[Dataset excerpts]
··········

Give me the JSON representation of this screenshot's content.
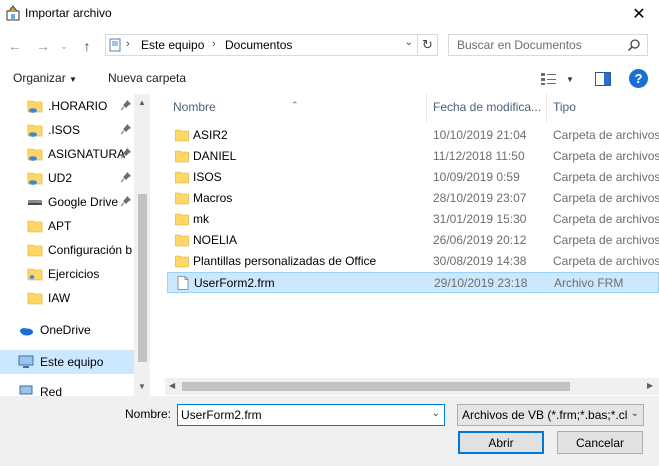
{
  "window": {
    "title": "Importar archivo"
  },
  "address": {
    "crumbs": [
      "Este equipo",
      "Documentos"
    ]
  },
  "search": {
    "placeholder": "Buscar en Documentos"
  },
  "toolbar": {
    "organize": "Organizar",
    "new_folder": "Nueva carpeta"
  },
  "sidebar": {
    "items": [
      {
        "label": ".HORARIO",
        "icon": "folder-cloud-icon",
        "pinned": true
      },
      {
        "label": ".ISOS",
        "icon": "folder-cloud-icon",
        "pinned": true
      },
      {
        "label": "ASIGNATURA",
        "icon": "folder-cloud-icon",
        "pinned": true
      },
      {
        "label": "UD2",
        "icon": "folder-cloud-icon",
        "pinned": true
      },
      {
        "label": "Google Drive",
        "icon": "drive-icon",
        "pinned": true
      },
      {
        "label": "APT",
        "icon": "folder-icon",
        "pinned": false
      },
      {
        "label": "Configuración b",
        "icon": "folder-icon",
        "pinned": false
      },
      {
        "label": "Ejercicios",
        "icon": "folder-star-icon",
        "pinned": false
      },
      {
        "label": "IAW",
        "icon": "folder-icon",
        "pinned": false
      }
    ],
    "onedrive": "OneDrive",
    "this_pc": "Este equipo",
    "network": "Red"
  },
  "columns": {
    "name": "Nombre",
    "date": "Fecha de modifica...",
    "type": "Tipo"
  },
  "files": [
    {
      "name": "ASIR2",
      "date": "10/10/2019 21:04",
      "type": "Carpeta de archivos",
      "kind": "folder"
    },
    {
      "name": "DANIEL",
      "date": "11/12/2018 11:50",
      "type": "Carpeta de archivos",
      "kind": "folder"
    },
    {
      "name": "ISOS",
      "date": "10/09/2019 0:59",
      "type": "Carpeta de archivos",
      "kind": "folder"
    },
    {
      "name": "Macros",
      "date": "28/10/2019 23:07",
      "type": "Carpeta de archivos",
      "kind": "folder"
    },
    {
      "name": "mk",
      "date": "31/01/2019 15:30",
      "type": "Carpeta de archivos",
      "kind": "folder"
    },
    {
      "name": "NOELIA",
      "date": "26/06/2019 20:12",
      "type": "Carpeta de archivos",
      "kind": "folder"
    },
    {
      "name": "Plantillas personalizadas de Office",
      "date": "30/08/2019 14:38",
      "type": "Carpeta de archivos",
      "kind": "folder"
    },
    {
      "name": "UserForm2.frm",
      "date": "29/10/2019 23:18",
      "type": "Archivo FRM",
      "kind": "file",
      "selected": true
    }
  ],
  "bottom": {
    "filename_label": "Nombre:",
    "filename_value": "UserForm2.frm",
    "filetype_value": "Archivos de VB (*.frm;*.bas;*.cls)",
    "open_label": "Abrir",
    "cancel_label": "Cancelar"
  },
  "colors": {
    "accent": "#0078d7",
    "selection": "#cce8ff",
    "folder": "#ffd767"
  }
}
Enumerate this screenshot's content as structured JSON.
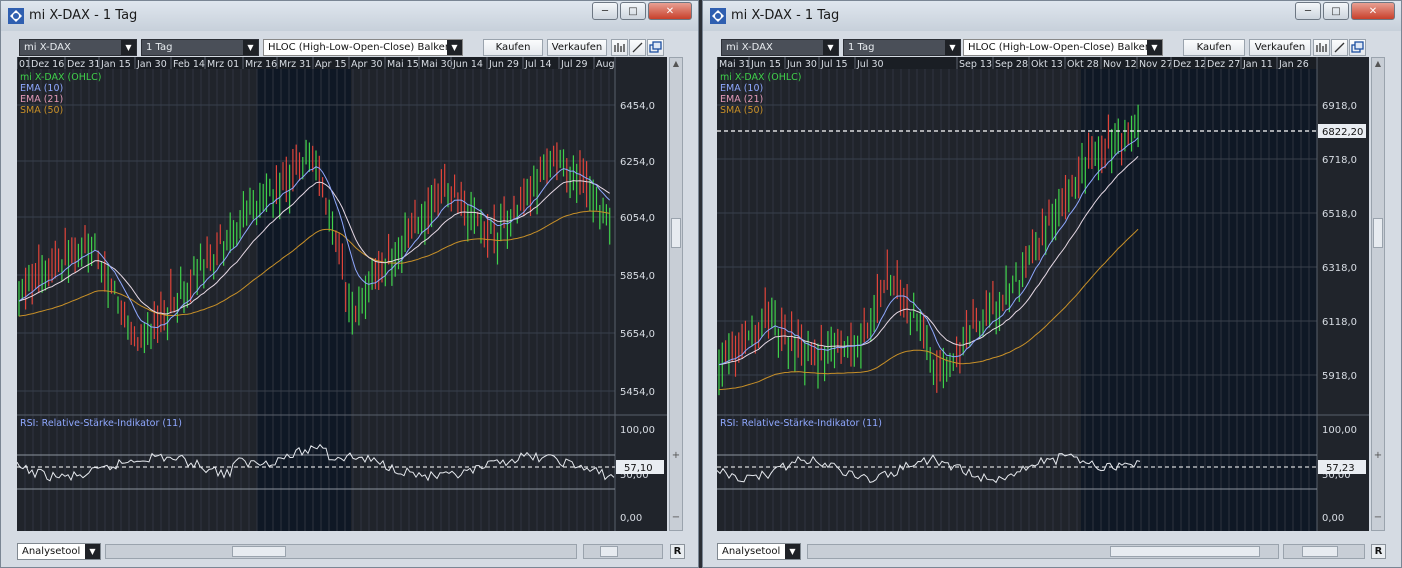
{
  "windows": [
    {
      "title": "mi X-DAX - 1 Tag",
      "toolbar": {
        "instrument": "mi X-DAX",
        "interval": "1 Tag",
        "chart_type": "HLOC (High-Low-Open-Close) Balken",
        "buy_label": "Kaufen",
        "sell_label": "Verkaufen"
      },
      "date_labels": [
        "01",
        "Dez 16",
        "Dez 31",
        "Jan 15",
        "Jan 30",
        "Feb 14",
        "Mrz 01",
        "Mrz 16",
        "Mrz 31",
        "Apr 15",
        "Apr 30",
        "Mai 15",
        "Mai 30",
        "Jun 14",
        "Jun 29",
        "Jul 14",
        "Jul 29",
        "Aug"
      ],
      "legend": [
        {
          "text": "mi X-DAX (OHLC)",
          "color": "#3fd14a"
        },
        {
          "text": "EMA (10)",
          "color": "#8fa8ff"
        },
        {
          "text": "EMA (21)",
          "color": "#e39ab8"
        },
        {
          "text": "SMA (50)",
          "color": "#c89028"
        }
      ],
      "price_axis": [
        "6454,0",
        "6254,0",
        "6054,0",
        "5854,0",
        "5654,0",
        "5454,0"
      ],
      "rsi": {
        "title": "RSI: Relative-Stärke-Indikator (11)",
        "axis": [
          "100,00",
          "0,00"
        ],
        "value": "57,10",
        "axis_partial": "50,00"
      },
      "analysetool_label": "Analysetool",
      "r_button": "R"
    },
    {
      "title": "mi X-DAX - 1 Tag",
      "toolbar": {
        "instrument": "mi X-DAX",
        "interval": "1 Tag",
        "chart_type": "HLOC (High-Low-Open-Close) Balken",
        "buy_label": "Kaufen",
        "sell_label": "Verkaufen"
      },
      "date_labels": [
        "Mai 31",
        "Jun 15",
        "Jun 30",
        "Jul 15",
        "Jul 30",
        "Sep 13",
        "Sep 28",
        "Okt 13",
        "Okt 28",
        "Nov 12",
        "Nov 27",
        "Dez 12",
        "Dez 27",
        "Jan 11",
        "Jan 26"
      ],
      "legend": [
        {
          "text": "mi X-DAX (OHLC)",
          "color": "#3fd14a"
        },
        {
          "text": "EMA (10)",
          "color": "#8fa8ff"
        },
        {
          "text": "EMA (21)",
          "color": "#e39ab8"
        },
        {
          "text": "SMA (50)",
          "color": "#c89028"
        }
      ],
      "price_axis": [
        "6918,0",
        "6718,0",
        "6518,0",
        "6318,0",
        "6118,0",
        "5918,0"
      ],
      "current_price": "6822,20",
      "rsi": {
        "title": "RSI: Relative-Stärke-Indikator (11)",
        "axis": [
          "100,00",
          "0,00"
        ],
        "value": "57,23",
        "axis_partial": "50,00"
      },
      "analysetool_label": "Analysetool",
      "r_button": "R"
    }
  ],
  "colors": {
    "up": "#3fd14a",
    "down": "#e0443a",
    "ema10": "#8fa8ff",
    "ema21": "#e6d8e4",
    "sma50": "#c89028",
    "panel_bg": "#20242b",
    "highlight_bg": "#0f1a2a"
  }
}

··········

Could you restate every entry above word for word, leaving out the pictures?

Give me the JSON representation of this screenshot's content.
{
  "window": {
    "title": "Importar archivo"
  },
  "address": {
    "crumbs": [
      "Este equipo",
      "Documentos"
    ]
  },
  "search": {
    "placeholder": "Buscar en Documentos"
  },
  "toolbar": {
    "organize": "Organizar",
    "new_folder": "Nueva carpeta"
  },
  "sidebar": {
    "items": [
      {
        "label": ".HORARIO",
        "icon": "folder-cloud-icon",
        "pinned": true
      },
      {
        "label": ".ISOS",
        "icon": "folder-cloud-icon",
        "pinned": true
      },
      {
        "label": "ASIGNATURA",
        "icon": "folder-cloud-icon",
        "pinned": true
      },
      {
        "label": "UD2",
        "icon": "folder-cloud-icon",
        "pinned": true
      },
      {
        "label": "Google Drive",
        "icon": "drive-icon",
        "pinned": true
      },
      {
        "label": "APT",
        "icon": "folder-icon",
        "pinned": false
      },
      {
        "label": "Configuración b",
        "icon": "folder-icon",
        "pinned": false
      },
      {
        "label": "Ejercicios",
        "icon": "folder-star-icon",
        "pinned": false
      },
      {
        "label": "IAW",
        "icon": "folder-icon",
        "pinned": false
      }
    ],
    "onedrive": "OneDrive",
    "this_pc": "Este equipo",
    "network": "Red"
  },
  "columns": {
    "name": "Nombre",
    "date": "Fecha de modifica...",
    "type": "Tipo"
  },
  "files": [
    {
      "name": "ASIR2",
      "date": "10/10/2019 21:04",
      "type": "Carpeta de archivos",
      "kind": "folder"
    },
    {
      "name": "DANIEL",
      "date": "11/12/2018 11:50",
      "type": "Carpeta de archivos",
      "kind": "folder"
    },
    {
      "name": "ISOS",
      "date": "10/09/2019 0:59",
      "type": "Carpeta de archivos",
      "kind": "folder"
    },
    {
      "name": "Macros",
      "date": "28/10/2019 23:07",
      "type": "Carpeta de archivos",
      "kind": "folder"
    },
    {
      "name": "mk",
      "date": "31/01/2019 15:30",
      "type": "Carpeta de archivos",
      "kind": "folder"
    },
    {
      "name": "NOELIA",
      "date": "26/06/2019 20:12",
      "type": "Carpeta de archivos",
      "kind": "folder"
    },
    {
      "name": "Plantillas personalizadas de Office",
      "date": "30/08/2019 14:38",
      "type": "Carpeta de archivos",
      "kind": "folder"
    },
    {
      "name": "UserForm2.frm",
      "date": "29/10/2019 23:18",
      "type": "Archivo FRM",
      "kind": "file",
      "selected": true
    }
  ],
  "bottom": {
    "filename_label": "Nombre:",
    "filename_value": "UserForm2.frm",
    "filetype_value": "Archivos de VB (*.frm;*.bas;*.cls)",
    "open_label": "Abrir",
    "cancel_label": "Cancelar"
  },
  "colors": {
    "accent": "#0078d7",
    "selection": "#cce8ff",
    "folder": "#ffd767"
  }
}
Enumerate this screenshot's content as structured JSON.
{
  "windows": [
    {
      "title": "mi X-DAX - 1 Tag",
      "toolbar": {
        "instrument": "mi X-DAX",
        "interval": "1 Tag",
        "chart_type": "HLOC (High-Low-Open-Close) Balken",
        "buy_label": "Kaufen",
        "sell_label": "Verkaufen"
      },
      "date_labels": [
        "01",
        "Dez 16",
        "Dez 31",
        "Jan 15",
        "Jan 30",
        "Feb 14",
        "Mrz 01",
        "Mrz 16",
        "Mrz 31",
        "Apr 15",
        "Apr 30",
        "Mai 15",
        "Mai 30",
        "Jun 14",
        "Jun 29",
        "Jul 14",
        "Jul 29",
        "Aug"
      ],
      "legend": [
        {
          "text": "mi X-DAX (OHLC)",
          "color": "#3fd14a"
        },
        {
          "text": "EMA (10)",
          "color": "#8fa8ff"
        },
        {
          "text": "EMA (21)",
          "color": "#e39ab8"
        },
        {
          "text": "SMA (50)",
          "color": "#c89028"
        }
      ],
      "price_axis": [
        "6454,0",
        "6254,0",
        "6054,0",
        "5854,0",
        "5654,0",
        "5454,0"
      ],
      "rsi": {
        "title": "RSI: Relative-Stärke-Indikator (11)",
        "axis": [
          "100,00",
          "0,00"
        ],
        "value": "57,10",
        "axis_partial": "50,00"
      },
      "analysetool_label": "Analysetool",
      "r_button": "R"
    },
    {
      "title": "mi X-DAX - 1 Tag",
      "toolbar": {
        "instrument": "mi X-DAX",
        "interval": "1 Tag",
        "chart_type": "HLOC (High-Low-Open-Close) Balken",
        "buy_label": "Kaufen",
        "sell_label": "Verkaufen"
      },
      "date_labels": [
        "Mai 31",
        "Jun 15",
        "Jun 30",
        "Jul 15",
        "Jul 30",
        "Sep 13",
        "Sep 28",
        "Okt 13",
        "Okt 28",
        "Nov 12",
        "Nov 27",
        "Dez 12",
        "Dez 27",
        "Jan 11",
        "Jan 26"
      ],
      "legend": [
        {
          "text": "mi X-DAX (OHLC)",
          "color": "#3fd14a"
        },
        {
          "text": "EMA (10)",
          "color": "#8fa8ff"
        },
        {
          "text": "EMA (21)",
          "color": "#e39ab8"
        },
        {
          "text": "SMA (50)",
          "color": "#c89028"
        }
      ],
      "price_axis": [
        "6918,0",
        "6718,0",
        "6518,0",
        "6318,0",
        "6118,0",
        "5918,0"
      ],
      "current_price": "6822,20",
      "rsi": {
        "title": "RSI: Relative-Stärke-Indikator (11)",
        "axis": [
          "100,00",
          "0,00"
        ],
        "value": "57,23",
        "axis_partial": "50,00"
      },
      "analysetool_label": "Analysetool",
      "r_button": "R"
    }
  ],
  "colors": {
    "up": "#3fd14a",
    "down": "#e0443a",
    "ema10": "#8fa8ff",
    "ema21": "#e6d8e4",
    "sma50": "#c89028",
    "panel_bg": "#20242b",
    "highlight_bg": "#0f1a2a"
  }
}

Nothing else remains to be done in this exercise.